Thursday, April 17, 2008

The Sacrament of Desire

To my treasured Catholic friends: I do not mean to use the term "sacrament" in disrespect to the seven commonly cited sacraments of the Church. I use this term in its most generic sense only.

For as many happy memories that I have of childhood, there are very certain things that I am daily grateful for in my adulthood. At the top of my list is the ability to actually think and reason through some of the irrational fears that childhood naturally entails. It is really quite liberating to not fall asleep wondering if there are monsters in the closet. But even more importantly, I have been grateful for the opportunity that an adult mind offers to reason through some of the desires of the heart that can so easily become quite binding and even debilitating.

I think often, when we examine our ideas about "controlling" the life of the mind we end up with this image of a wrestling match where the goal of the will is to pounce on any thought that is deemed not pure, lovely or admirable and pin it into obliteration. Needless to say, this is a rather intense process that I presume often gets abandoned in frustration.

But what if we disengaged the traditional wrestling match and began to see every desire of the heart and each thought of the mind as holding sacramental possibility?

If a sacrament is an outward manifestation designed to point our carnal eyes to a spiritual reality, then it seems that desire is perfect sacramental material. What is nearer to us than the longing of the heart? What do we know more closely than the hidden inner thoughts of the mind? Why couldn't these intimate pieces of our being be the very tools that God would use to draw us to Himself? What if the desire of the heart was an instrument of grace and not the start of a wrestling match?

St. Augustine famously said, "Our souls are restless, until they find their rest in Thee." Perhaps this thought could be paralleled to read, "Our longings are always misplaced, until they find their place in Thee." If our longings, as wayward as they may initially present themselves, bring us back to our Ultimate Longing, then it seems very reasonable that any desire or thought, could be a sacrament.

For instance, what if, when experiencing anger or a desire for retribution, we simply prayed, "God, thank you for a longing for justice. My heart craves justice. You are just. You will work, in Your time, justice in this world. In these moments, I am long for justice now, but let me remember to be grateful for mercy and to practice mercy while it is still the day of Your forbearance"? Or, what if, when experiencing fear, we thanked God for an opportunity to be ultimately reminded of our eternal desire for rest and security? Or, what if, in the face of misplaced sexual desire, we thanked God for making us relational beings who desire intimate union that is ultimately fulfilled in the union of Christ with the church and offered prayers that our love would be molded to be as pure and self-giving as Christ's?

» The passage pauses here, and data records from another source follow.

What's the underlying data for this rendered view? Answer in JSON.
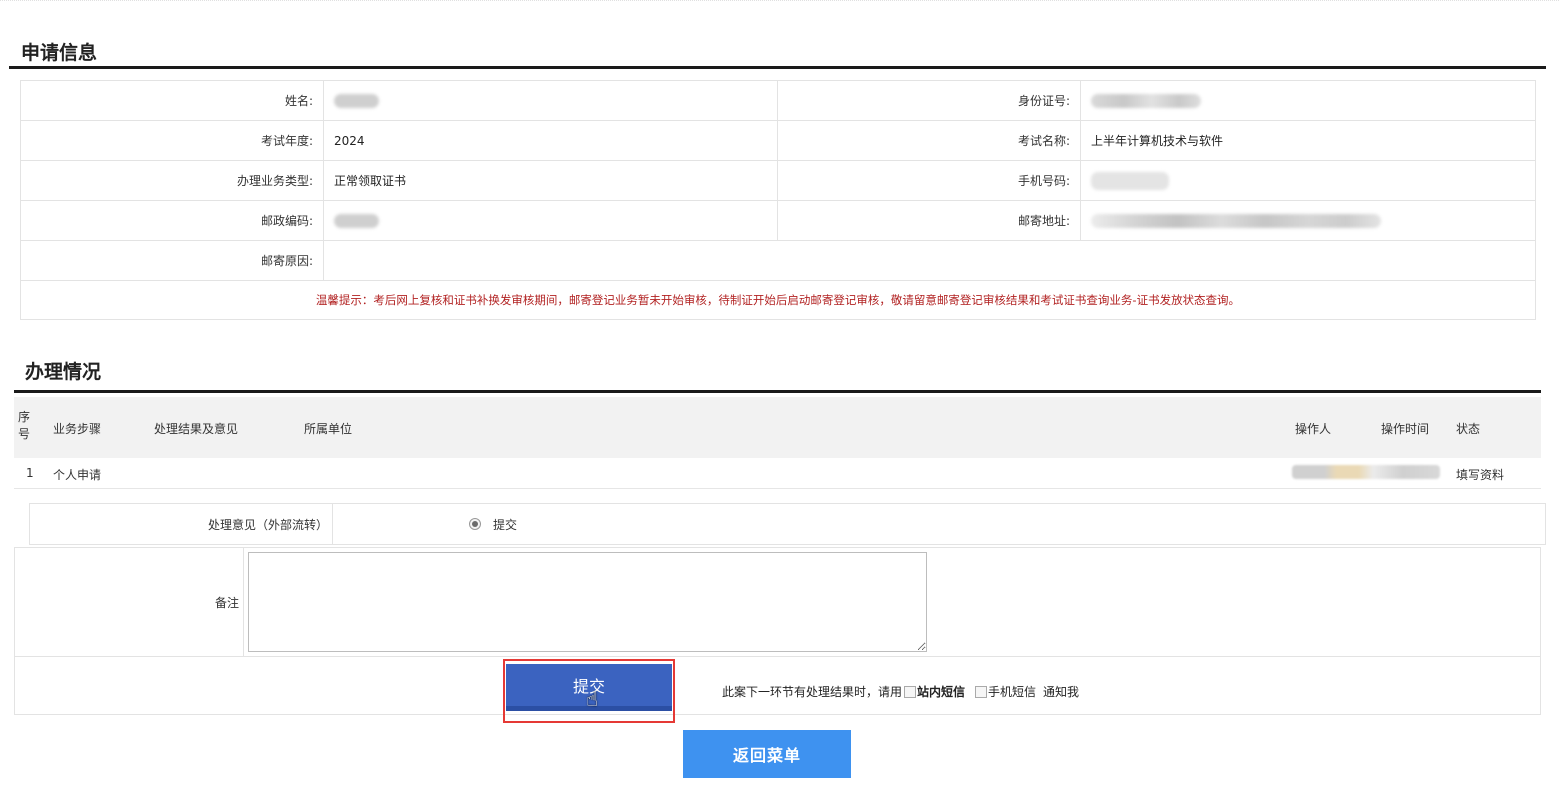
{
  "section_application": {
    "title": "申请信息"
  },
  "application": {
    "name_label": "姓名:",
    "id_label": "身份证号:",
    "year_label": "考试年度:",
    "year_value": "2024",
    "exam_label": "考试名称:",
    "exam_value": "上半年计算机技术与软件",
    "biz_type_label": "办理业务类型:",
    "biz_type_value": "正常领取证书",
    "phone_label": "手机号码:",
    "postcode_label": "邮政编码:",
    "address_label": "邮寄地址:",
    "reason_label": "邮寄原因:",
    "reason_value": "",
    "notice": "温馨提示：考后网上复核和证书补换发审核期间，邮寄登记业务暂未开始审核，待制证开始后启动邮寄登记审核，敬请留意邮寄登记审核结果和考试证书查询业务-证书发放状态查询。"
  },
  "section_process": {
    "title": "办理情况"
  },
  "process_table": {
    "headers": {
      "seq": "序号",
      "step": "业务步骤",
      "result": "处理结果及意见",
      "unit": "所属单位",
      "operator": "操作人",
      "time": "操作时间",
      "status": "状态"
    },
    "rows": [
      {
        "seq": "1",
        "step": "个人申请",
        "result": "",
        "unit": "",
        "status": "填写资料"
      }
    ]
  },
  "opinion": {
    "label": "处理意见（外部流转）",
    "option_label": "提交"
  },
  "remark": {
    "label": "备注",
    "value": ""
  },
  "actions": {
    "submit_label": "提交",
    "notify_prefix": "此案下一环节有处理结果时，请用",
    "site_msg_label": "站内短信",
    "sms_label": "手机短信",
    "notify_suffix": "通知我",
    "back_label": "返回菜单"
  },
  "colors": {
    "notice": "#b22222",
    "submit_bg": "#3b63c0",
    "back_bg": "#3e92f0",
    "highlight_border": "#e53935"
  }
}
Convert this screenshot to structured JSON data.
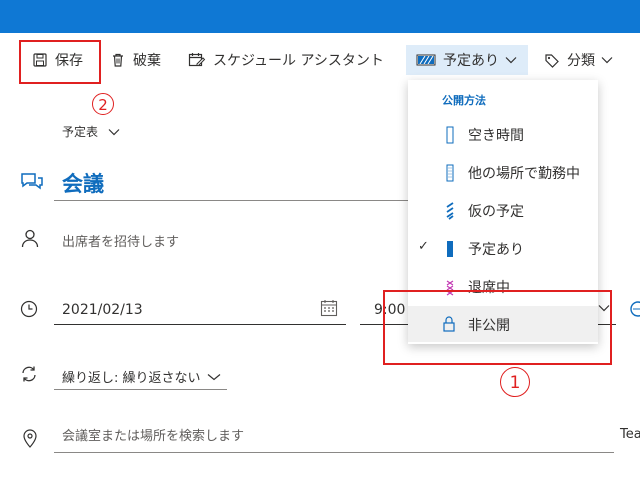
{
  "toolbar": {
    "save_label": "保存",
    "discard_label": "破棄",
    "scheduling_label": "スケジュール アシスタント",
    "showas_label": "予定あり",
    "category_label": "分類"
  },
  "calendar_selector": {
    "label": "予定表"
  },
  "event": {
    "title": "会議",
    "attendees_placeholder": "出席者を招待します",
    "start_date": "2021/02/13",
    "start_time": "9:00",
    "repeat_label": "繰り返し: 繰り返さない",
    "location_placeholder": "会議室または場所を検索します",
    "teams_label": "Tea"
  },
  "showas_menu": {
    "header": "公開方法",
    "items": [
      {
        "label": "空き時間"
      },
      {
        "label": "他の場所で勤務中"
      },
      {
        "label": "仮の予定"
      },
      {
        "label": "予定あり",
        "checked": true
      },
      {
        "label": "退席中"
      },
      {
        "label": "非公開"
      }
    ]
  },
  "annotations": {
    "one": "1",
    "two": "2"
  },
  "colors": {
    "accent": "#0f78d4",
    "highlight": "#e02020",
    "busy": "#0f6cbd",
    "oof": "#c239b3"
  }
}
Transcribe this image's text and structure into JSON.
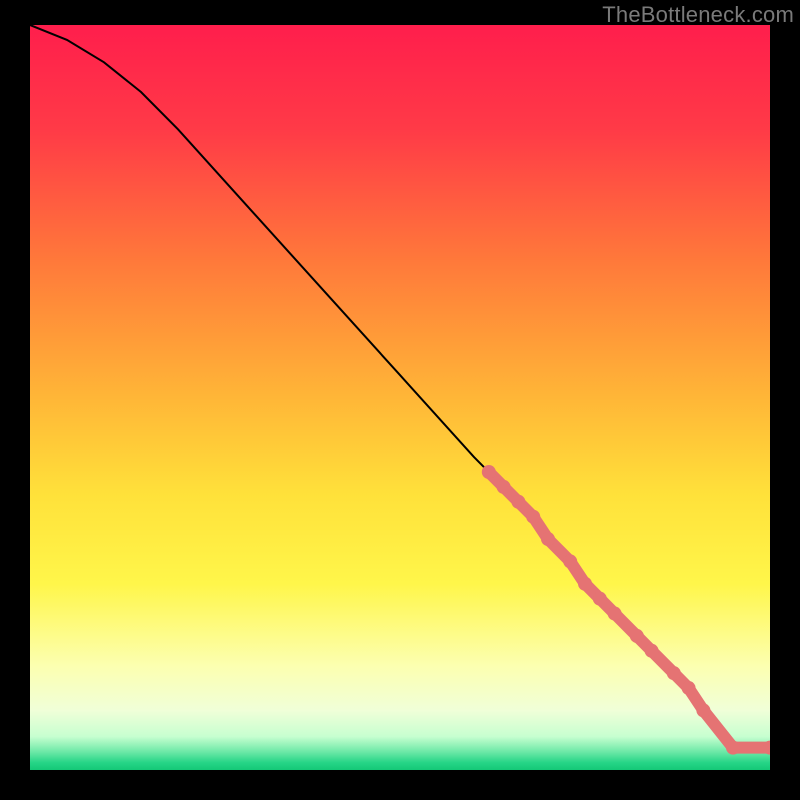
{
  "watermark": {
    "text": "TheBottleneck.com"
  },
  "chart_data": {
    "type": "line",
    "title": "",
    "xlabel": "",
    "ylabel": "",
    "xlim": [
      0,
      100
    ],
    "ylim": [
      0,
      100
    ],
    "gradient_stops": [
      {
        "offset": 0,
        "color": "#ff1e4c"
      },
      {
        "offset": 0.14,
        "color": "#ff3a47"
      },
      {
        "offset": 0.32,
        "color": "#ff7a3a"
      },
      {
        "offset": 0.5,
        "color": "#ffb637"
      },
      {
        "offset": 0.63,
        "color": "#ffe13a"
      },
      {
        "offset": 0.75,
        "color": "#fff64a"
      },
      {
        "offset": 0.86,
        "color": "#fcffb0"
      },
      {
        "offset": 0.92,
        "color": "#f0ffd8"
      },
      {
        "offset": 0.955,
        "color": "#c7ffd0"
      },
      {
        "offset": 0.975,
        "color": "#6fe9a8"
      },
      {
        "offset": 0.99,
        "color": "#26d587"
      },
      {
        "offset": 1.0,
        "color": "#14c877"
      }
    ],
    "series": [
      {
        "name": "bottleneck-curve",
        "x": [
          0,
          5,
          10,
          15,
          20,
          30,
          40,
          50,
          60,
          65,
          70,
          75,
          80,
          83,
          86,
          89,
          91,
          93,
          95,
          100
        ],
        "y": [
          100,
          98,
          95,
          91,
          86,
          75,
          64,
          53,
          42,
          37,
          31,
          25,
          20,
          17,
          14,
          11,
          8,
          6,
          3,
          3
        ]
      }
    ],
    "highlighted_points": {
      "name": "highlighted-dots",
      "color": "#e57373",
      "x": [
        62,
        64,
        66,
        68,
        70,
        73,
        75,
        77,
        79,
        82,
        84,
        87,
        89,
        91,
        95,
        100
      ],
      "y": [
        40,
        38,
        36,
        34,
        31,
        28,
        25,
        23,
        21,
        18,
        16,
        13,
        11,
        8,
        3,
        3
      ]
    }
  }
}
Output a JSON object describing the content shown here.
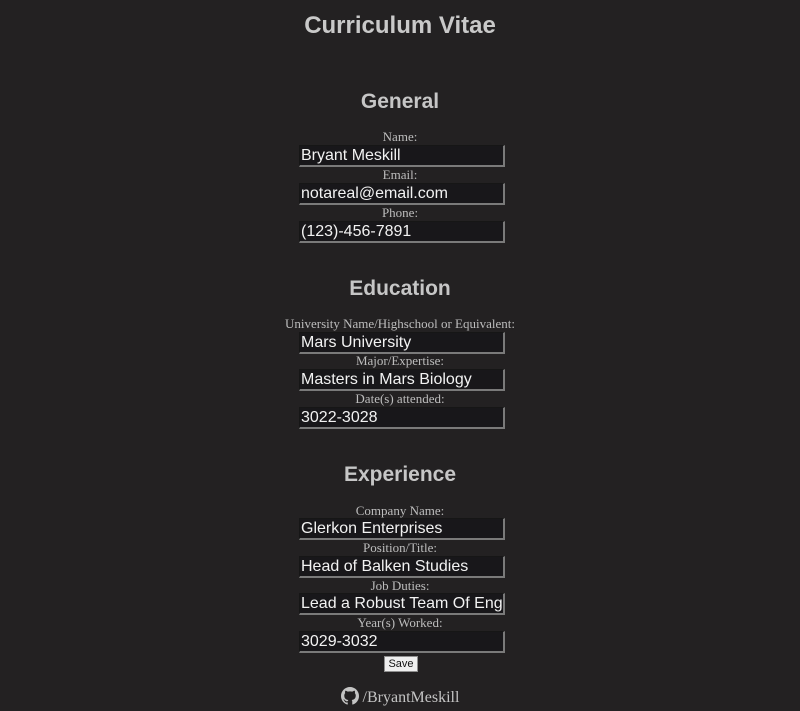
{
  "title": "Curriculum Vitae",
  "sections": {
    "general": {
      "title": "General",
      "fields": [
        {
          "label": "Name:",
          "value": "Bryant Meskill"
        },
        {
          "label": "Email:",
          "value": "notareal@email.com"
        },
        {
          "label": "Phone:",
          "value": "(123)-456-7891"
        }
      ]
    },
    "education": {
      "title": "Education",
      "fields": [
        {
          "label": "University Name/Highschool or Equivalent:",
          "value": "Mars University"
        },
        {
          "label": "Major/Expertise:",
          "value": "Masters in Mars Biology"
        },
        {
          "label": "Date(s) attended:",
          "value": "3022-3028"
        }
      ]
    },
    "experience": {
      "title": "Experience",
      "fields": [
        {
          "label": "Company Name:",
          "value": "Glerkon Enterprises"
        },
        {
          "label": "Position/Title:",
          "value": "Head of Balken Studies"
        },
        {
          "label": "Job Duties:",
          "value": "Lead a Robust Team Of Eng"
        },
        {
          "label": "Year(s) Worked:",
          "value": "3029-3032"
        }
      ]
    }
  },
  "save_label": "Save",
  "footer": {
    "icon": "github-icon",
    "link_text": "/BryantMeskill"
  }
}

Perhaps the nuance is slight between allowing desire to instigate a wrestling match and letting desire become a sacramental tool of grace, but I believe that the former potentially breeds frustration and the latter has the possibility of propagating joy.